The remarkable thing is, we have a choice every day regarding the attitude we will embrace for that day. We cannot change our past. We cannot change the fact that people will act in a certain way. We cannot change the inevitable. The only thing we can do is play on the one string we have, and that is our attitude.

Tuesday, December 04, 2007

Charlie's Bathing Suit

ca. 1890-1920

Summer in Lowville in the 1890s through the 1920s was characterized by young boys sporting a worsted California one-piece style suit

They had a cotton ball in each ear to help keep the water out, and they enjoyed the cool water on a hot day.

Many municipal laws stipulated that from in the morning to 8 in the evening, no one was allowed to swim in city waters unless wearing "sufficient garment from neck to knee."

Made of compactly twisted woolen yarn (worsted), the one-piece "California" style suits such as the one shown here tended to be quite heavy. They weighed about nine pounds when wet and had a tendency to fall down. As a result, when two-piece suits were introduced, they became popular. They permitted more freedom to move and had less danger of accidental exposure.

The heavyweight worsted men's bathing suit, whether, owned by an average citizen or by an icon of the 1920s, was worn in creeks, at swimming events and at the local swimming hole.

As can be seen in the photo above, the California one-piece style was most popular between 1918 and 1924. Navy blue was a favored color, with three white stripes above the bottom hem, and it opened by button on one shoulder. Men's bathing suits have come a long way since the 1920s, and one can only wonder, what would they think if they could see us today?

Monday, December 03, 2007

A Little Information About Stillwater

The drive up the Number Four Road to Stillwater is one of my favorites and the Stillwater area itself is intriguing. Like many others, I enjoy its beauty, but have very little knowledge of the area. I happened upon some information about Stillwater that I thought I'd share with you. At the present time the primary purpose of the reservoir is flood control for the Black River Valley. However, this wasn't always the case. In 1878 it was originally flooded to allow logs to be floated down to the Beaver River to facilitate the logging industry. At 100% capacity, the Stillwater reservoir holds 3.63 billion cubic feet of water in its 6,700 lake acres. It has 128 acres of shoreline. The current dam was built in 1922 and since that time the reservoir has been managed by the Hudson River-Black River Regulating Authority.
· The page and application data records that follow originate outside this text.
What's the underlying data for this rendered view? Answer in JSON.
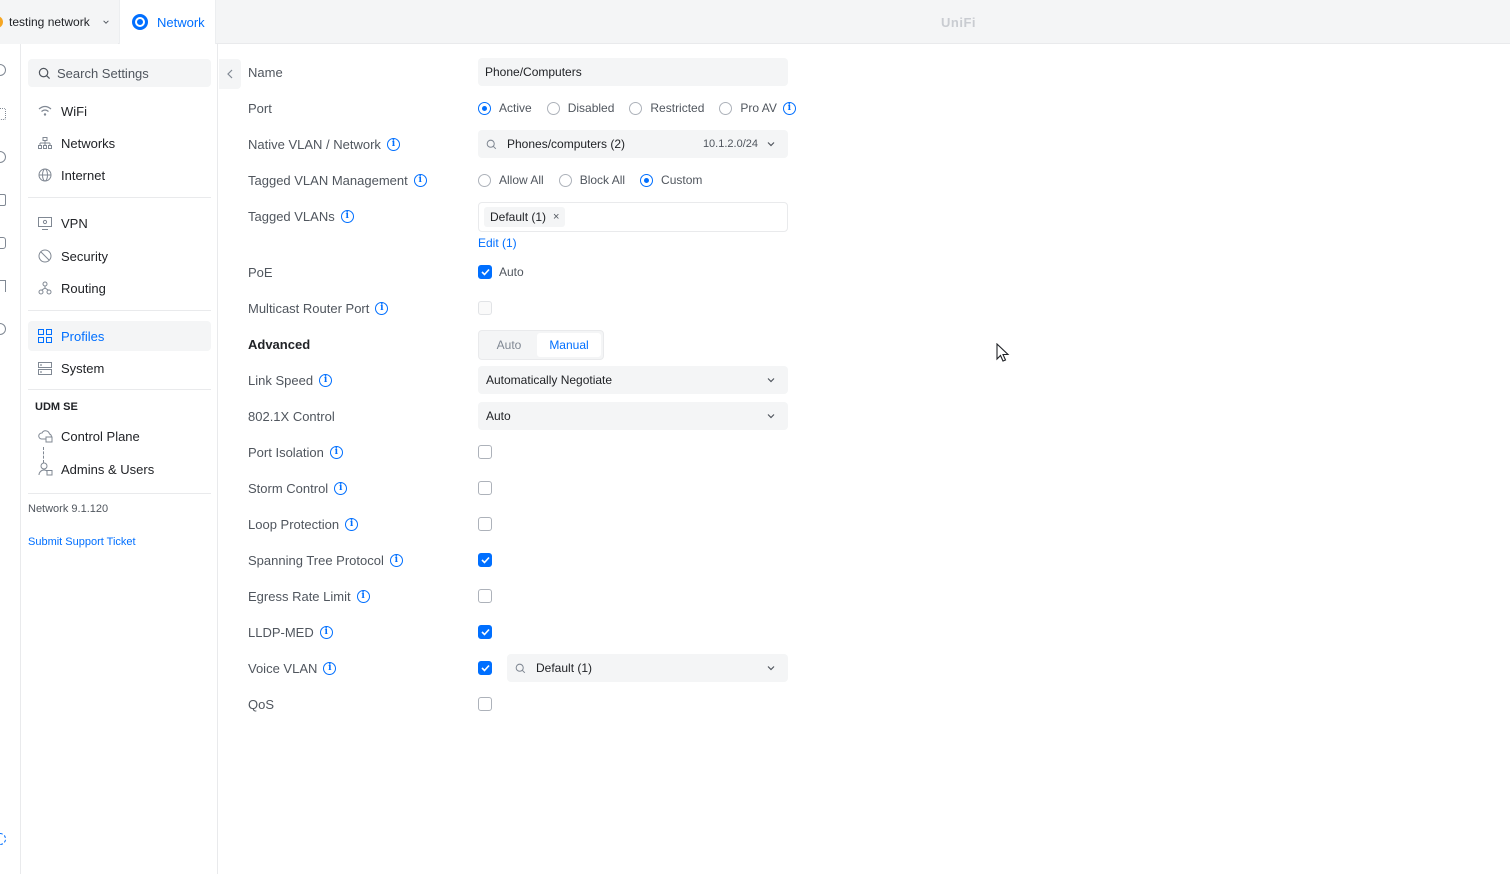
{
  "topbar": {
    "site_name": "testing network",
    "app_tab_label": "Network",
    "brand": "UniFi"
  },
  "sidebar": {
    "search_placeholder": "Search Settings",
    "items": [
      {
        "label": "WiFi",
        "icon": "wifi-icon"
      },
      {
        "label": "Networks",
        "icon": "networks-icon"
      },
      {
        "label": "Internet",
        "icon": "globe-icon"
      },
      {
        "label": "VPN",
        "icon": "vpn-icon"
      },
      {
        "label": "Security",
        "icon": "shield-icon"
      },
      {
        "label": "Routing",
        "icon": "routing-icon"
      },
      {
        "label": "Profiles",
        "icon": "profiles-icon",
        "active": true
      },
      {
        "label": "System",
        "icon": "system-icon"
      }
    ],
    "section_title": "UDM SE",
    "device_items": [
      {
        "label": "Control Plane",
        "icon": "cloud-icon"
      },
      {
        "label": "Admins & Users",
        "icon": "users-icon"
      }
    ],
    "version": "Network 9.1.120",
    "support_link": "Submit Support Ticket"
  },
  "form": {
    "name": {
      "label": "Name",
      "value": "Phone/Computers"
    },
    "port": {
      "label": "Port",
      "options": [
        "Active",
        "Disabled",
        "Restricted",
        "Pro AV"
      ],
      "selected": "Active"
    },
    "native_vlan": {
      "label": "Native VLAN / Network",
      "value": "Phones/computers (2)",
      "subnet": "10.1.2.0/24"
    },
    "tagged_vlan_mgmt": {
      "label": "Tagged VLAN Management",
      "options": [
        "Allow All",
        "Block All",
        "Custom"
      ],
      "selected": "Custom"
    },
    "tagged_vlans": {
      "label": "Tagged VLANs",
      "tag": "Default (1)",
      "tag_remove": "×",
      "edit_link": "Edit (1)"
    },
    "poe": {
      "label": "PoE",
      "checkbox_label": "Auto",
      "checked": true
    },
    "multicast_router_port": {
      "label": "Multicast Router Port",
      "checked": false
    },
    "advanced": {
      "label": "Advanced",
      "options": [
        "Auto",
        "Manual"
      ],
      "selected": "Manual"
    },
    "link_speed": {
      "label": "Link Speed",
      "value": "Automatically Negotiate"
    },
    "dot1x": {
      "label": "802.1X Control",
      "value": "Auto"
    },
    "port_isolation": {
      "label": "Port Isolation",
      "checked": false
    },
    "storm_control": {
      "label": "Storm Control",
      "checked": false
    },
    "loop_protection": {
      "label": "Loop Protection",
      "checked": false
    },
    "stp": {
      "label": "Spanning Tree Protocol",
      "checked": true
    },
    "egress_rate_limit": {
      "label": "Egress Rate Limit",
      "checked": false
    },
    "lldp_med": {
      "label": "LLDP-MED",
      "checked": true
    },
    "voice_vlan": {
      "label": "Voice VLAN",
      "checked": true,
      "value": "Default (1)"
    },
    "qos": {
      "label": "QoS",
      "checked": false
    }
  },
  "colors": {
    "accent": "#006fff",
    "muted": "#50565e",
    "panel": "#f4f5f6"
  }
}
The area has an abundance of wildlife such as the bald eagle, bear, beaver and otter. Stillwater has one of the largest loon populations in the state and the water holds an abundance of small mouth bass, splake, lake trout and yellow perch. I'm sure fishermen are well aware of what a splake is, but for those who are unfamiliar with this species it is a man-created hybrid between two native trout resulting from the fertilization of lake trout eggs with brook trout sperm. The hybrid combines many of the qualities of its parents — including the brook trout's fast growth and the lake trout's large size. During the winter season there are guided six- and eight-hour snowmobile tours.

Observations by Ramona Salmon

Sunday, December 02, 2007

Mentz Church

Historic Mentz Church, dating back to 1825 with its clean white gabled facade set in the green outskirts between Montezuma and Auburn, in many ways echoes the frontier times when it was first built, a time when quilts and the art of quilting were at their peak.

Saturday, December 01, 2007

Giant Hogweed

Giant hogweed has been seen in Cayuga County for several years. It is most often found in ditches or similar damp spots as it needs moisture. Giant hogweed can be cut with care, but one should wear long pants and long sleeves and gloves for the job, and if the plant appears to have gone to seed, covering it with a plastic bag before cutting and disposing of it.

Joan had an encounter with this vicious weed during the summer. Her experience was not pleasant.